Croplands comprise about 22 percent of the total land base in the lower 48 states, so changes in crop species diversity could have a substantial impact, not only on agroecosystem function, but also the function of surrounding natural and urban areas. Because croplands are typically replanted annually, theoretically crop species diversity can change fairly rapidly. There is the potential for swift positive change, unlike in natural ecosystems.
“At the very simplistic level,” says Jonathan Aguilar, lead researcher on the study, “crop diversity is a measure of how many crops in an area could possibly work together to resist, address and adjust to potential widespread crop failures, including natural problems such as pests and diseases, weed pressures, droughts and flood events… Just like in the natural landscape, areas with high diversity tend to be more resilient to external pressures than are areas with low diversity.
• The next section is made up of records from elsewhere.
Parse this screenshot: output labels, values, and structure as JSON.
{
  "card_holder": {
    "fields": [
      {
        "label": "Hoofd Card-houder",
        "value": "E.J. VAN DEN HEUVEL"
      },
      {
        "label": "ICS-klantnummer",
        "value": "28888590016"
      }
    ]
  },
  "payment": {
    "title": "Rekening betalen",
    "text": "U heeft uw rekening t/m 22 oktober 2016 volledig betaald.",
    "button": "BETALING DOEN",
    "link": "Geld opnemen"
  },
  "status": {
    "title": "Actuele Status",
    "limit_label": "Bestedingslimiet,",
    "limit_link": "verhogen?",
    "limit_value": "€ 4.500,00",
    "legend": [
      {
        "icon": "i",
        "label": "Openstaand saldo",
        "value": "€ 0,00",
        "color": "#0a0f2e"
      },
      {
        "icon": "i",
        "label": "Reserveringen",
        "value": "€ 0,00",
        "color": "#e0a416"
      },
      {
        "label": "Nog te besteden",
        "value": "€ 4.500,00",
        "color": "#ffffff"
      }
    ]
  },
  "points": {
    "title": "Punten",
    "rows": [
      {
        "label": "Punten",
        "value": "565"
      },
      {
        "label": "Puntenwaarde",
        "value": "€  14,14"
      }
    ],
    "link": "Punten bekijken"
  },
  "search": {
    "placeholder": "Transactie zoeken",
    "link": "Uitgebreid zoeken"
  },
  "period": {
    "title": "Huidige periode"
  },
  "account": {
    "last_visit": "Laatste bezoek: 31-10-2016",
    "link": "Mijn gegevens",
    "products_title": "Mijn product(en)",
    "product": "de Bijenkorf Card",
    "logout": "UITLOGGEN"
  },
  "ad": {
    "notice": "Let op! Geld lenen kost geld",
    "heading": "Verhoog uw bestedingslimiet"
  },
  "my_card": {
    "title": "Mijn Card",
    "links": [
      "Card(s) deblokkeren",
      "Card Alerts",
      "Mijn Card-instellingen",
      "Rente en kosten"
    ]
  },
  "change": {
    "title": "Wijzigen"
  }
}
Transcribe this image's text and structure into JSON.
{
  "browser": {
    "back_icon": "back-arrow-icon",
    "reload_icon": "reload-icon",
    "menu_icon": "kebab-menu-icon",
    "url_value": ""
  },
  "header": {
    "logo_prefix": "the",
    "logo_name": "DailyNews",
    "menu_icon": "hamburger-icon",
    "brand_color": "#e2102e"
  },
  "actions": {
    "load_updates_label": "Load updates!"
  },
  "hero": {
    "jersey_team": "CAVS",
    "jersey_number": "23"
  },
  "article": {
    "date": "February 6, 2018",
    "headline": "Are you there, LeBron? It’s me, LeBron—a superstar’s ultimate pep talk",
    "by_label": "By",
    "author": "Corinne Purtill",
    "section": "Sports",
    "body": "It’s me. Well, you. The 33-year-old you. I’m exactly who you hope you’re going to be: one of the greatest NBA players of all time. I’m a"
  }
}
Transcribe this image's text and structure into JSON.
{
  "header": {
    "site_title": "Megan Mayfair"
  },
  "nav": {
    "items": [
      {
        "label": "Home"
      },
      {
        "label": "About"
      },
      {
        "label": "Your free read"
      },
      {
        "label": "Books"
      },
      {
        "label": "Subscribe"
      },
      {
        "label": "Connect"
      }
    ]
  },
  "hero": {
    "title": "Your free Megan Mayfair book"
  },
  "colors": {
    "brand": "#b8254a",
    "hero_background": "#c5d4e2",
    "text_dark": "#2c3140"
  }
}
In other words, diversity provides stability in an area to assure food sustainability.”
The study is the first to quantify crop species diversity in the U.S. using an extensive database over a relatively long period of analysis, Aguilar said.
Read full, original post: Sweeping study of US farm data shows loss of crop diversity the past 34 years